That very day Hershel returned to Mosayov. Since he had no money, there was no reason to remain in Czernowitz. Still, he remained his cheerful, joking self.

As the week progressed, however, he began to feel a strange feeling welling up inside him: a spirit of holiness, something he had never felt before in his life. When Friday dawned and the feeling was even more intense, he realized that it must be connected to the oncoming Shabbat, and that this Shabbat would definitely be like no other he had ever experienced.

He went shopping to purchase Shabbat’s special foods, and he could barely control his trembling. As the hours went by, his inner upheaval grew stronger and stronger.

All those who encountered Hershel that Shabbat could hardly recognize him. Was that really him singing, dancing, studying, praying with ecstasy? Hershel could barely recognize himself! His entire being was bursting with the sacred pleasure of Shabbat.

It was the talk of the town.

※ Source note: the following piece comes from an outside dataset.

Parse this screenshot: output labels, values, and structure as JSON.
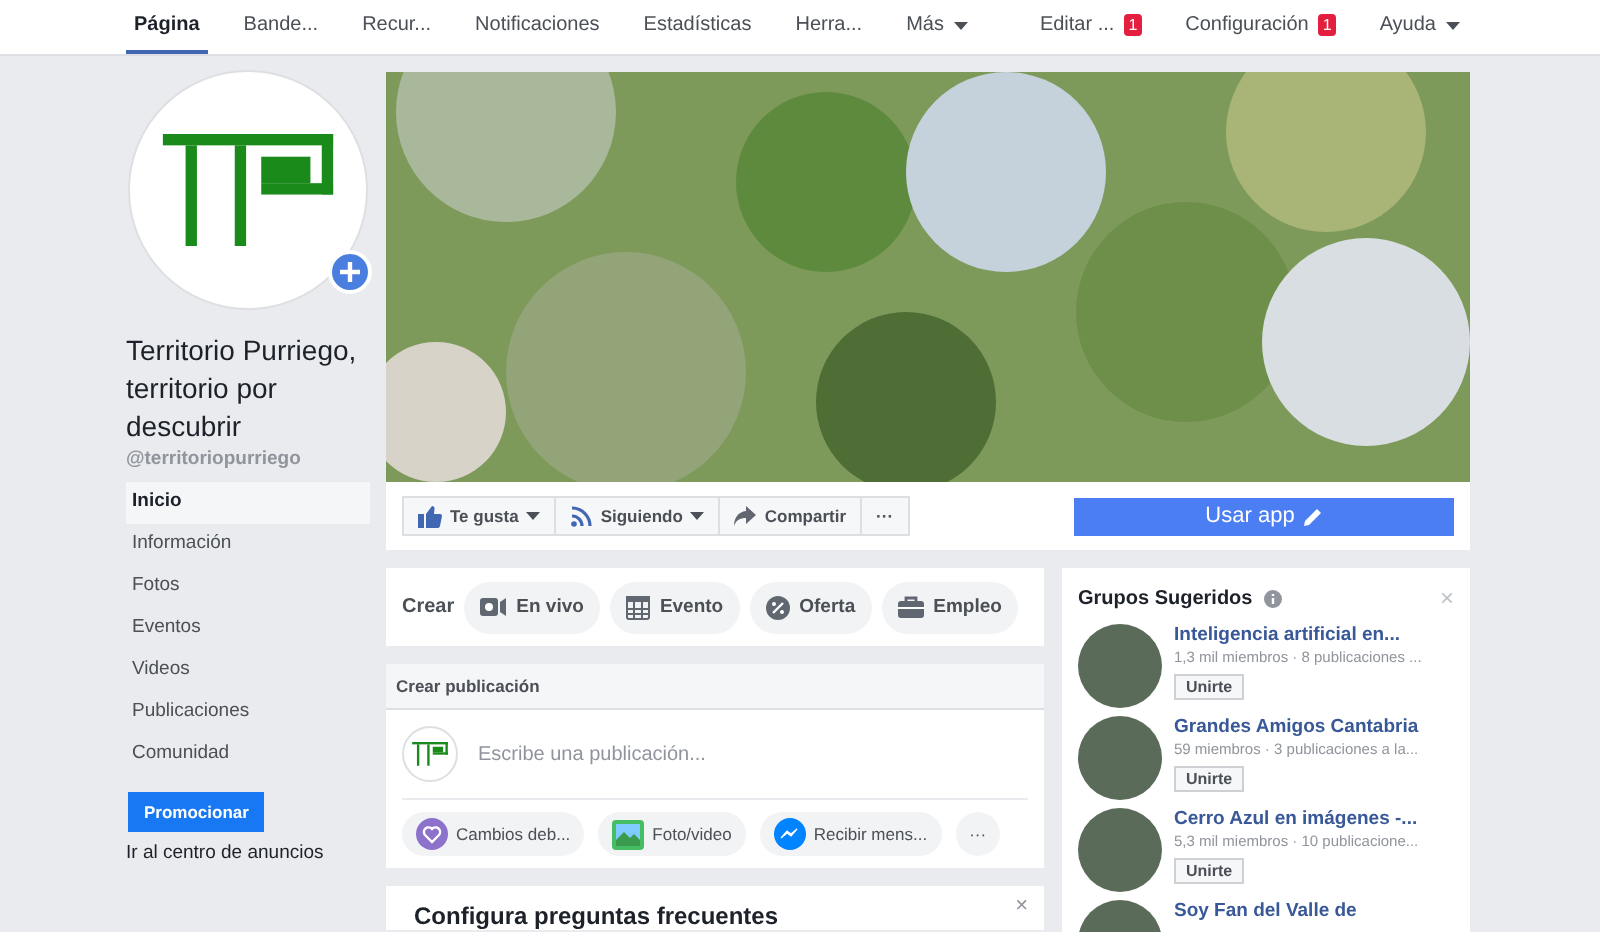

The idea that Hershel the clown could be caught up in a tzaddik-type intense love of Shabbat cracked up everyone who heard about it, even more than Hershel’s intentional jests. They even entertained the possibility that he had gone insane.

But then the news spread of what had happened at the livestock fair in Czernowitz—the incongruous charitable deed that Hershel had done and the extraordinary blessing of the tzaddik of Czernowitz. People began to consider the issue more seriously.

After that Shabbat, Hershel returned to his customary lighthearted, joking manner. But by the following Shabbat he was again overwhelmed by the same spirit of holiness. It was as if there were two Hershels: the weekday persona and the Shabbat one.

Weeks went by, and months, without change in his situation. Hershel felt himself cracking under the strain of his dual personality. He decided to travel back to Czernowitz to discuss his situation with the tzaddik who had blessed him.

Rabbi Chaim told him that in order to absorb the taste of Shabbat without spiritual and psychological damage, he would have to refine his weekday behavior. Hershel decided to stay on in Czernowitz in order to learn more from his new mentor. Soon his daily lifestyle was slowly but steadily shifting to become harmonious with his weekly Shabbat elevation.

In the early 1800s Rabbi Chaim of Czernowitz moved to the Land of Israel, and his faithful disciple Hershel accompanied him. They lived in the holy city of Tzfat. Today, nearly two centuries later, their burial sites are well known.

Biographical note: Rabbi Chaim Thirer of Czernowitz (1760–1817) was a leading disciple of the Maggid of Mezeritch and of Rabbi Yechiel Michel of Zlotchov. He authored a number of important books, but is best known by the name of his esoteric commentary on the Torah, Be’er Mayim Chaim. Towards the end of his life he moved to Safed, where he is buried.

Adapted and translated from Sichat Hashavua # 461